10. Orson Scott Card – Orson Scott Card is an American novelist, critic, public speaker, essayist, and columnist. He writes in several genres but is known best for science fiction and his novel Enders Game and its sequel Speaker for the Dead both won Hugo and Nebula Awards, making Card the only author to win both science fictions top U. S. prizes in consecutive years. A feature film adaptation of Enders Game, which Card co-produced, was released in late October 2013 in Europe and on November 1,2013, a great-great-grandson of Brigham Young, Card is a practicing member of The Church of Jesus Christ of Latter-day Saints.
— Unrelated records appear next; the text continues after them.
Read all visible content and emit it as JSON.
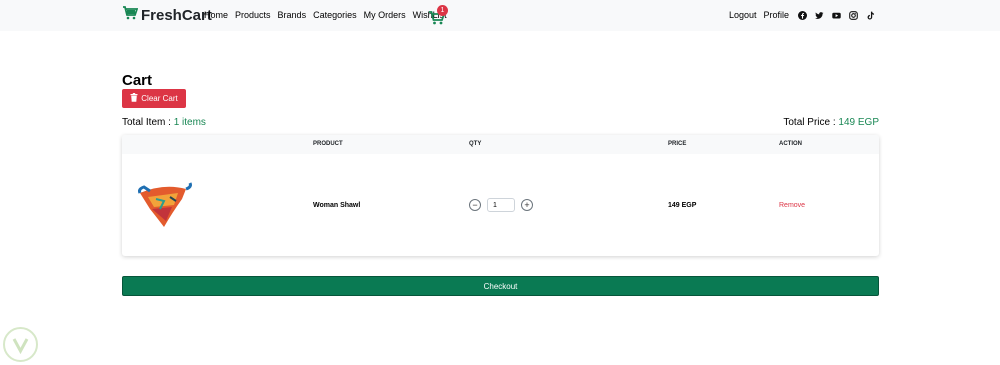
{
  "navbar": {
    "brand": "FreshCart",
    "links": [
      "Home",
      "Products",
      "Brands",
      "Categories",
      "My Orders",
      "WishList"
    ],
    "cart_count": "1",
    "logout": "Logout",
    "profile": "Profile",
    "social_icons": [
      "facebook-icon",
      "twitter-icon",
      "youtube-icon",
      "instagram-icon",
      "tiktok-icon"
    ]
  },
  "page": {
    "title": "Cart",
    "clear_label": "Clear Cart",
    "total_item_label": "Total Item : ",
    "total_item_value": "1 items",
    "total_price_label": "Total Price : ",
    "total_price_value": "149 EGP"
  },
  "table": {
    "headers": [
      "PRODUCT",
      "QTY",
      "PRICE",
      "ACTION"
    ],
    "rows": [
      {
        "name": "Woman Shawl",
        "qty": "1",
        "price": "149 EGP",
        "action": "Remove"
      }
    ]
  },
  "checkout_label": "Checkout",
  "colors": {
    "brand_green": "#198754",
    "danger": "#dc3545",
    "checkout": "#0a7a53"
  }
}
In addition to producing a body of fiction works, he has also offered political, religious. Card is the son of Willard Richards Card and Peggy Jane, the third of six children, Card was born in Richland, Washington, and grew up in Santa Clara, California as well as Mesa, Arizona and Orem, Utah. He served as a missionary for the LDS Church in Brazil and graduated from Brigham Young University, for part of the 1970s Card worked as an associate editor of the Ensign, an official magazine of the LDS Church. Card lives in Greensboro, North Carolina, a place that has played a significant role in Enders Game, Card began his writing career primarily as a poet, studying with Clinton F. Larson at BYU. He also explored fiction writing, beginning with stories that eventually evolved into The Worthing Saga, meanwhile, he took part-time employment as a proofreader at BYU Press, then made the jump to full-time employment as a copy editor. In 1976, in the midst of a paid role performing in the churchs musical celebrating Americas Bicentennial, he secured employment as an assistant editor at the Ensign and it was while working at Ensign that Card published his first piece of fiction. His short story Gert Fram appeared in the July 1977 fine arts issue of that magazine under the pseudonym Byron Walley and he wrote the short story Enders Game while working at the BYU press, and submitted it to several publications. The idea for the novel of the same title came from the short story about a school where boys can fight in space. It was eventually purchased by Ben Bova at Analog Science Fiction and Fact and he returned to full-time employment as the book editor for Compute. Magazine in Greensboro, North Carolina, in 1983, in October of that year, a new contract for the Alvin Maker trilogy allowed him to return to freelancing. Enders Game and its sequel Speaker for the Dead were both awarded the Hugo Award and the Nebula Award, making Card the only author to win both of science fictions top prizes in consecutive years. Card has also announced his plan to write Shadows Alive, a book that connects the Shadow series and he later also wrote the first formic war saga, Earth Unaware, Earth Afire, and Earth Awakens as a prequel to the Ender novels. This trilogy relays, among other things, the history of Mazer Rackham, the film was made several years later, and released in 2013, with Asa Butterfield in the title role and Gavin Hood directing. He collaborated with Star Wars artist Doug Chiang on Robota and with Kathryn H. Kidd on Lovelock and he has since branched out into other areas of fiction with novels such as Lost Boys, Treasure Box and Enchantment. Other works include the novelization of the James Cameron film The Abyss, outside the world of published fiction, Card contributed dialog to at least three video games, Loom, The Secret of Monkey Island and The Dig in the early 1990s